It may be time to reexamine the conventional wisdom on Chicago’s gangs.
In the fifth part  of In These Times’ series on “The Other Chicago,” Joel Handley talks with experts and sources on the street who argue that today’s black street gangs are highly unorganized, with no top-down control — and rarely involved with criminal activity.
The 8-Tray Stones on 83rd Street is one of the loose block-by-block groupings that are typical today. It’s a Black P. Stones “set” with somewhere around 400 members consisting of young kids to grandfathers. “At an early age, the men in the neighborhood learn the Stones handshake or gang sign, but that’s the extent of their affiliation.”
The traditional criminal enterprises engaged in by street gangs are less of an option now – extortion has suffered as small businesses have closed and construction has dried up; drug sales are less lucrative as the wholesale price of illegal drugs has risen. Perhaps 10 percent of today’s gang members are involved in those activities, according to Lance Williams of NEIU.
More than 70 percent of self-described gang members are chronicially unemployed, Williams estimates, in a city where 50 percent of working-age black males are jobless.
“People don’t just go to the streets,” says John Hagedorn of UIC. “They’re getting marginal work, losing it, coming back to the streets. There’s a huge set with one foot in and one foot out. Former gang members are trying to move on and having a hard time of it. People that were working their way up got pushed back down.”
And much of the violence categorized by police as gang-related is not that at all, Handley’s sources maintain. Von Stone, a hospital case manager, says it’s easy to “sweep it under the run” by calling a shooting gang-related “when they have no idea.”
Much of this violence is actually interpersonal, reflecting a “Wild West mentality,” says a member of the 8-Trays. He argues (as we previously noted  Whet Moser arguing) that the proliferation of violence is tied to the demolition of high-rise projects and the focus on incarceration as a crime deterrent.

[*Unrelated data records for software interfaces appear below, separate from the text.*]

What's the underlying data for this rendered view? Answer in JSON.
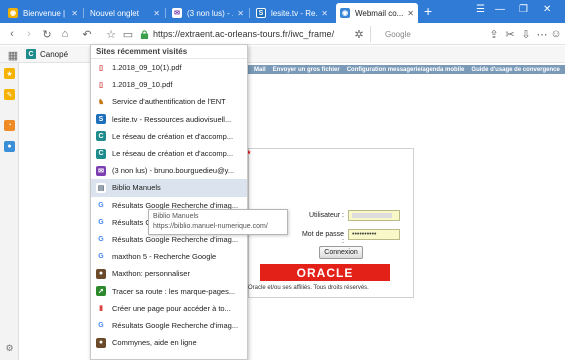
{
  "tabs": [
    {
      "title": "Bienvenue | ...",
      "icon": "globe-icon"
    },
    {
      "title": "Nouvel onglet",
      "icon": "blank-icon"
    },
    {
      "title": "(3 non lus) - ...",
      "icon": "mail-icon"
    },
    {
      "title": "lesite.tv - Re...",
      "icon": "lesite-icon"
    },
    {
      "title": "Webmail co...",
      "icon": "globe-icon"
    }
  ],
  "toolbar": {
    "url": "https://extraent.ac-orleans-tours.fr/iwc_frame/",
    "search_placeholder": "Google"
  },
  "bookmarks": [
    {
      "label": "Canopé",
      "icon": "C"
    }
  ],
  "dropdown": {
    "heading": "Sites récemment visités",
    "items": [
      {
        "label": "1.2018_09_10(1).pdf",
        "icon": "pdf-icon"
      },
      {
        "label": "1.2018_09_10.pdf",
        "icon": "pdf-icon"
      },
      {
        "label": "Service d'authentification de l'ENT",
        "icon": "ent-icon"
      },
      {
        "label": "lesite.tv - Ressources audiovisuell...",
        "icon": "lesite-icon"
      },
      {
        "label": "Le réseau de création et d'accomp...",
        "icon": "canope-icon"
      },
      {
        "label": "Le réseau de création et d'accomp...",
        "icon": "canope-icon"
      },
      {
        "label": "(3 non lus) - bruno.bourguedieu@y...",
        "icon": "mail-icon"
      },
      {
        "label": "Biblio Manuels",
        "icon": "book-icon"
      },
      {
        "label": "Résultats Google Recherche d'imag...",
        "icon": "google-icon"
      },
      {
        "label": "Résultats Go",
        "icon": "google-icon"
      },
      {
        "label": "Résultats Google Recherche d'imag...",
        "icon": "google-icon"
      },
      {
        "label": "maxthon 5 - Recherche Google",
        "icon": "google-icon"
      },
      {
        "label": "Maxthon: personnaliser",
        "icon": "maxthon-icon"
      },
      {
        "label": "Tracer sa route : les marque-pages...",
        "icon": "route-icon"
      },
      {
        "label": "Créer une page pour accéder à to...",
        "icon": "chart-icon"
      },
      {
        "label": "Résultats Google Recherche d'imag...",
        "icon": "google-icon"
      },
      {
        "label": "Commynes, aide en ligne",
        "icon": "maxthon-icon"
      }
    ],
    "highlighted_index": 7
  },
  "tooltip": {
    "title": "Biblio Manuels",
    "url": "https://biblio.manuel-numerique.com/"
  },
  "page": {
    "nav_links": [
      "Mail",
      "Envoyer un gros fichier",
      "Configuration messagerie/agenda mobile",
      "Guide d'usage de convergence"
    ],
    "user_label": "Utilisateur :",
    "password_label": "Mot de passe :",
    "password_value": "••••••••••",
    "connect_button": "Connexion",
    "oracle_logo": "ORACLE",
    "copyright": "Oracle et/ou ses affiliés. Tous droits réservés."
  }
}
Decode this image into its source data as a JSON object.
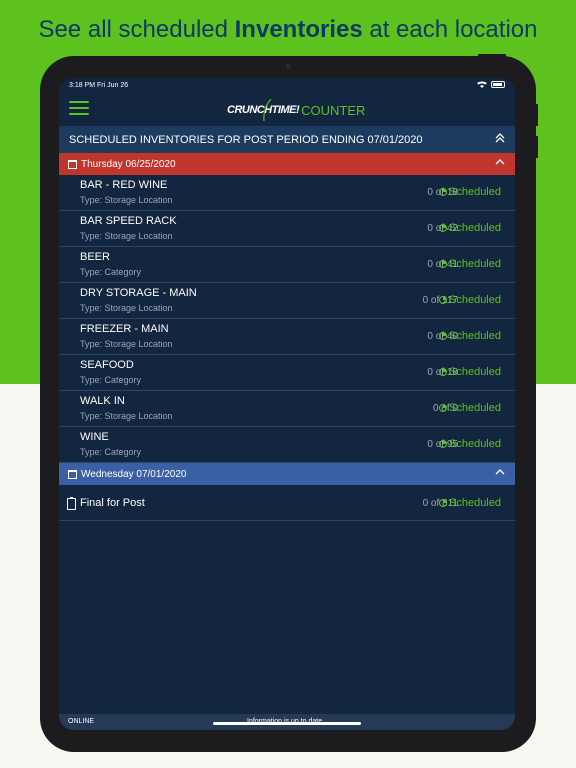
{
  "headline": {
    "prefix": "See all scheduled ",
    "bold": "Inventories",
    "suffix": " at each location"
  },
  "status_bar": {
    "time": "3:18 PM   Fri Jun 26"
  },
  "app": {
    "logo_primary": "CRUNCHTIME!",
    "logo_secondary": "COUNTER"
  },
  "schedule_header": "SCHEDULED INVENTORIES FOR POST PERIOD ENDING 07/01/2020",
  "groups": [
    {
      "date": "Thursday 06/25/2020",
      "color": "#c0362c",
      "items": [
        {
          "name": "BAR - RED WINE",
          "type": "Type: Storage Location",
          "count": "0 of 18",
          "status": "Scheduled"
        },
        {
          "name": "BAR SPEED RACK",
          "type": "Type: Storage Location",
          "count": "0 of 42",
          "status": "Scheduled"
        },
        {
          "name": "BEER",
          "type": "Type: Category",
          "count": "0 of 41",
          "status": "Scheduled"
        },
        {
          "name": "DRY STORAGE - MAIN",
          "type": "Type: Storage Location",
          "count": "0 of 117",
          "status": "Scheduled"
        },
        {
          "name": "FREEZER - MAIN",
          "type": "Type: Storage Location",
          "count": "0 of 40",
          "status": "Scheduled"
        },
        {
          "name": "SEAFOOD",
          "type": "Type: Category",
          "count": "0 of 18",
          "status": "Scheduled"
        },
        {
          "name": "WALK IN",
          "type": "Type: Storage Location",
          "count": "0 of 0",
          "status": "Scheduled"
        },
        {
          "name": "WINE",
          "type": "Type: Category",
          "count": "0 of 95",
          "status": "Scheduled"
        }
      ]
    },
    {
      "date": "Wednesday 07/01/2020",
      "color": "#3a5fa4",
      "items": [
        {
          "name": "Final for Post",
          "count": "0 of 811",
          "status": "Scheduled"
        }
      ]
    }
  ],
  "bottom_bar": {
    "connection": "ONLINE",
    "info": "Information is up to date"
  },
  "colors": {
    "accent": "#5dc11e",
    "background": "#12263f",
    "brand_text": "#0f3a66"
  }
}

Stone, himself a shooting victim, founded Hip Hope, a program that helps surviviors of violence find housing, rehabilitation, and support services. “Everybody talks about how many die, but nobody talks about the survivors,” he says. Last year the program lost its state funding. Now it’s looking for donors.